Sharia-compliant Islamic banking is apparently expanding with even non-Muslims switching to Islamic banks, reports the Times (12 March). According to the article’s author, Alex Wade, “under Sharia law, the charging or paying of interest is prohibited”. But, since banks do business by borrowing money at one rate of interest and re-lending it a higher rate, how can a bank which does not pay or charge interest exist?
This is to underestimate the subtlety of Islamic theologians, following in the footsteps of their end-of-Middle Ages Catholic and Protestant counterparts. In the Middle Ages the dogma of the Catholic Church banned usury, defined as charging money for a loan. Well, but not quite:

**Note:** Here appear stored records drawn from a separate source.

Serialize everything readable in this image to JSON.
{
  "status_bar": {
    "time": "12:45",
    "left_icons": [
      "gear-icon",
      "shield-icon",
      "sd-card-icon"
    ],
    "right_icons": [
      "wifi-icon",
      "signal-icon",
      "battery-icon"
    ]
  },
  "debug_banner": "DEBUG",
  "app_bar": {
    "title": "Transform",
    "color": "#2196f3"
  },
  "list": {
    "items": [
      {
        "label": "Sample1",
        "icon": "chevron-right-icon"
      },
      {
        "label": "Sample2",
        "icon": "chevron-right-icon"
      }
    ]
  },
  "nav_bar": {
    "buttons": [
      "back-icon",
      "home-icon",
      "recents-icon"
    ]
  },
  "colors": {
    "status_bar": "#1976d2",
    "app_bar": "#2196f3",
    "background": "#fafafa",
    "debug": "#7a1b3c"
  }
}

“No man, again, may charge money for a loan. He may, of course, take the profits of partnership, provided that he takes the partner’s risks. He may buy a rent-charge; for the fruits of the earth are produced by nature, not wrung from men. He may demand compensation – interesse – if he is not repaid the principal at the time stipulated. He may ask payments corresponding to any loss he incurs or forgoes. He may purchase an annuity, for the payment is contingent and speculative, not certain” (RH Tawney, Religion and the Rise of Capitalism, ch 1(ii)).

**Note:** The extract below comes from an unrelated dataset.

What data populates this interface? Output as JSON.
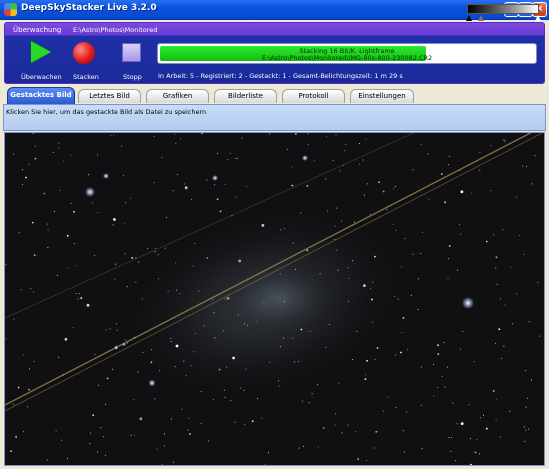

What was banned, then, was only the certainty of being paid a pre-fixed sum of money for the loan. As Tawney pointed out, the very word “interest” derives from one of the ways of getting round the ban on usury.
Islam, too, allows partnerships as well as a number of other arrangements which allow the payment of a pre-fixed sum of money for advancing money. Wade’s article mentions: salaam (“sale contract with deferred delivery”), arboum (“sale contract with a non-refundable deposit”) and murabaha (“deferred sale financing”).

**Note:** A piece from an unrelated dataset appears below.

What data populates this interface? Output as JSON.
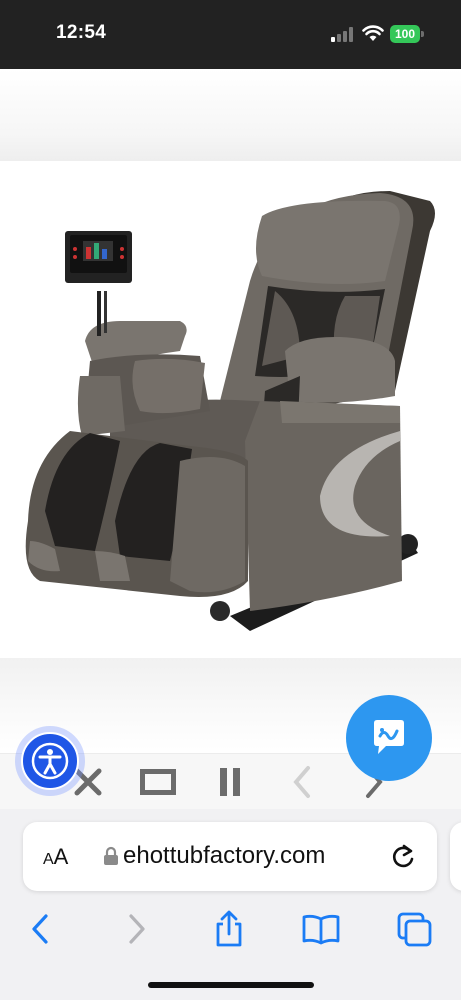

So, while Islamic banks do not borrow money on the money market, they can still make what are in effect loans which bring in money for them. In any event, Islam is not opposed to profits and profit-making since these are regarded as non-certain rewards for advancing money.
In the end the Catholic church was obliged to face reality and, to try to keep the poor from being exploited by usurers, from the middle of the 15th century itself set up bodies to lend money to the poor. These were called monts-de-piété (literally “mounts of piety”), which is still the French word for pawnbroker, though on the Continent these are state-run bodies. They did not spread to England as Protestantism, which triumphed here in the 16th century, had no qualms about lending at interest. As a result pawnbroking has always been a private business here.
And these days in fact a profitable business which, along with cheapo shops like Aldi and Lidl, is doing well in the current depression. The leading pawnbroker firm in Britain is H&T, whose shares are quoted on the Stock Exchange. It has 105 stores and made £10 million profits in 2008 compared with £7.1 million in 2007. It charges 8 percent interest per month.
Wade doesn’t say if there are any Islamic pawnbrokers, but it shouldn’t be difficult to find some imam or mullah to justify this as a form of “deferred sale financing”.